Tag Archives: The Little Mermaid

Even a Princess can kick ass

By Lauren Linhard
ArtsPost Staff Writer

Once upon a time there was a beautiful Princess and she met a handsome Prince. When danger came to the kingdom, the daring Prince saved the fair Princess. They fell deeply in love and got married. And they all lived happily ever after…or not.

Ever wonder what really happened after the happy couple rode into the sunset? Or better yet, what dirty secrets did the Disney Princess stories leave out? Maybe The Little Mermaid lost more than her voice. Maybe her beloved prince wasn’t such a nice guy. And maybe Princesses were meant to kick ass.

In the spirit of adventure, friendship and (of course) girl power, Jim C. Hines has written “The Mermaid’s Madness,” a twist on the old Disney classic. The true story of “The Little Mermaid” is told through the eyes of fellow princesses Snow White, Sleeping Beauty and Cinderella. The tale begins after the movie has ended, but instead of a marriage, Ariel, referred to in the book as Lirea, has killed her Prince. Angry and confused, she begins to hear voices. Returning to the sea, she gathers the tribes of Merfolk and declares war on the humans.

Hines certainly gets points for his alternative depiction of the Princesses. Magical powers like singing or talking to animals, which were originally considered feminine, save the day. The gifts that the fairies bestowed on Sleeping Beauty make her undefeatable (not to mention that she is a martial arts expert). Snow White is a powerful sorceress, drawing strength from the magic mirror. And Cinderella, now married to the Prince of Lorindar, controls the sharks and sea-creatures for protection. Basically they are the Charlie’s Angels of fairytales. Rather than the type of Princess every little girl wants to grow-up to be, we have the strong Queens that women want to be.

While “The Mermaid’s Madness” is fun to read, it’s not exceptionally well written. The themes of the book are adult oriented, but the writing style seems geared toward teenagers. The sentences stay relatively simple throughout, as does the dialogue. Though a lot of the conversation is witty and amusing, it can also become repetitive. Each character has a main motivation, which they constantly talk about. You could play a drinking game with the number of times Morveren (Ursella in the movie) mentions saving her granddaughter.

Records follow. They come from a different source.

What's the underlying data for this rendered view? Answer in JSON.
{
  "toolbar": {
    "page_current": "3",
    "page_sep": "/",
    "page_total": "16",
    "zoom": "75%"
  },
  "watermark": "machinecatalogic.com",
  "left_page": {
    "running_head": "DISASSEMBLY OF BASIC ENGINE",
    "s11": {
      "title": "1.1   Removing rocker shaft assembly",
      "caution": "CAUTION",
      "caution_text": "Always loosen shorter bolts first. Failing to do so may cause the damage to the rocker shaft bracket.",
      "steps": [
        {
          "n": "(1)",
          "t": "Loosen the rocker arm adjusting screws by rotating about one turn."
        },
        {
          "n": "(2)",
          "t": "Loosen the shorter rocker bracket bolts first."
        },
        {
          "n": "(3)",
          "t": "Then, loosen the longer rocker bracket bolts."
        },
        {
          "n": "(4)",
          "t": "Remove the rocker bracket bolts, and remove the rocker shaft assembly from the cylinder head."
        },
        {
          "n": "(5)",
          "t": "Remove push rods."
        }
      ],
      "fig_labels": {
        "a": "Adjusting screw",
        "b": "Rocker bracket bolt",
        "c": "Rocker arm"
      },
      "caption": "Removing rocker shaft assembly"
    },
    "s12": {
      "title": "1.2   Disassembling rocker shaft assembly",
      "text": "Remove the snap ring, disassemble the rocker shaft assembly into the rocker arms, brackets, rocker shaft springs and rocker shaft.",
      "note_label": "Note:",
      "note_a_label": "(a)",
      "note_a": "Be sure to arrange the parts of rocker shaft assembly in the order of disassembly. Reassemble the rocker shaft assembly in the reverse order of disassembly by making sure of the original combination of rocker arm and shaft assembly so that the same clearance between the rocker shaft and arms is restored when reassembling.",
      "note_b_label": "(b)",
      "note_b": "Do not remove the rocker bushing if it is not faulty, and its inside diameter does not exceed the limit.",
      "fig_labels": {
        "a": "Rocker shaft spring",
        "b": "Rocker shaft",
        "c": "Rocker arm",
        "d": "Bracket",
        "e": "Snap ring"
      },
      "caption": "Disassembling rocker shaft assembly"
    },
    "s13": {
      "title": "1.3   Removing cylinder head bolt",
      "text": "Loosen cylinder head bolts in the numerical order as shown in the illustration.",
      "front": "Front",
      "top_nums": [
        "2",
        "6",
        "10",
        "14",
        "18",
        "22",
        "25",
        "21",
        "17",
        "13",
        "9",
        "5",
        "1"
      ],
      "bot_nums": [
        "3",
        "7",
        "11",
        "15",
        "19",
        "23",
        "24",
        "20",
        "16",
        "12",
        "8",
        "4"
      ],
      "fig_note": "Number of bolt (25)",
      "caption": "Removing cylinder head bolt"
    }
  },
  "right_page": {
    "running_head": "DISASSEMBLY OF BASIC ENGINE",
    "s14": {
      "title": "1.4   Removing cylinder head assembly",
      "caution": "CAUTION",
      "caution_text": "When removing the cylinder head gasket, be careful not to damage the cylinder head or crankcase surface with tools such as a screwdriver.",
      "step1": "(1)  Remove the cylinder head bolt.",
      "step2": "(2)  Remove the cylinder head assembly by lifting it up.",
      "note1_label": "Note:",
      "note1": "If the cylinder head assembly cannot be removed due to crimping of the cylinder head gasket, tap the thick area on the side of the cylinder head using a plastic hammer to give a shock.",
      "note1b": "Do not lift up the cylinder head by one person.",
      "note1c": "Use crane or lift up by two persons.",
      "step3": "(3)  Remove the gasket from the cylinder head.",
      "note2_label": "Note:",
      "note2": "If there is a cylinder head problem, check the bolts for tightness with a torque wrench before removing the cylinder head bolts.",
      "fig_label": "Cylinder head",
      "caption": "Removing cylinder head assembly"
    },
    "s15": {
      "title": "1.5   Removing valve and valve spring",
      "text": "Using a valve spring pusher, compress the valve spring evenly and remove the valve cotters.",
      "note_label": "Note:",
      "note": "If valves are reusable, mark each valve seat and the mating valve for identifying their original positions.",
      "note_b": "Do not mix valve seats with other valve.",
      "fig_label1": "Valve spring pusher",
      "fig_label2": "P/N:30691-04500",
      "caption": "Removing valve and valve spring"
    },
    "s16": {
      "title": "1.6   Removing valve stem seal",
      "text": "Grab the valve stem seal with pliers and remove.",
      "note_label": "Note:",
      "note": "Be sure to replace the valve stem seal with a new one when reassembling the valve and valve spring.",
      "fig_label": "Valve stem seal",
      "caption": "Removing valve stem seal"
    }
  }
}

However, what Hines lacks in writing skill he makes up for in creativity. Developing an entire culture for the Merfolk, he describes the royal hierarchy, mating habits, migration seasons and sea magic. Expanding into the fairy world, he adds Captain Hephyra to the mix. The fairy’s tree was cut down to make the Queen’s vessel, forever bonding Hephyra to the ship.  Strong and sultry, she can sense the passionate desires of others, which causes a bit of a stir. The ship is truly fascinating because it is created of a still-living tree. To keep it thriving, the crew stores fertilizer in the lower decks. All these little magical details create an intriguing fantasy world.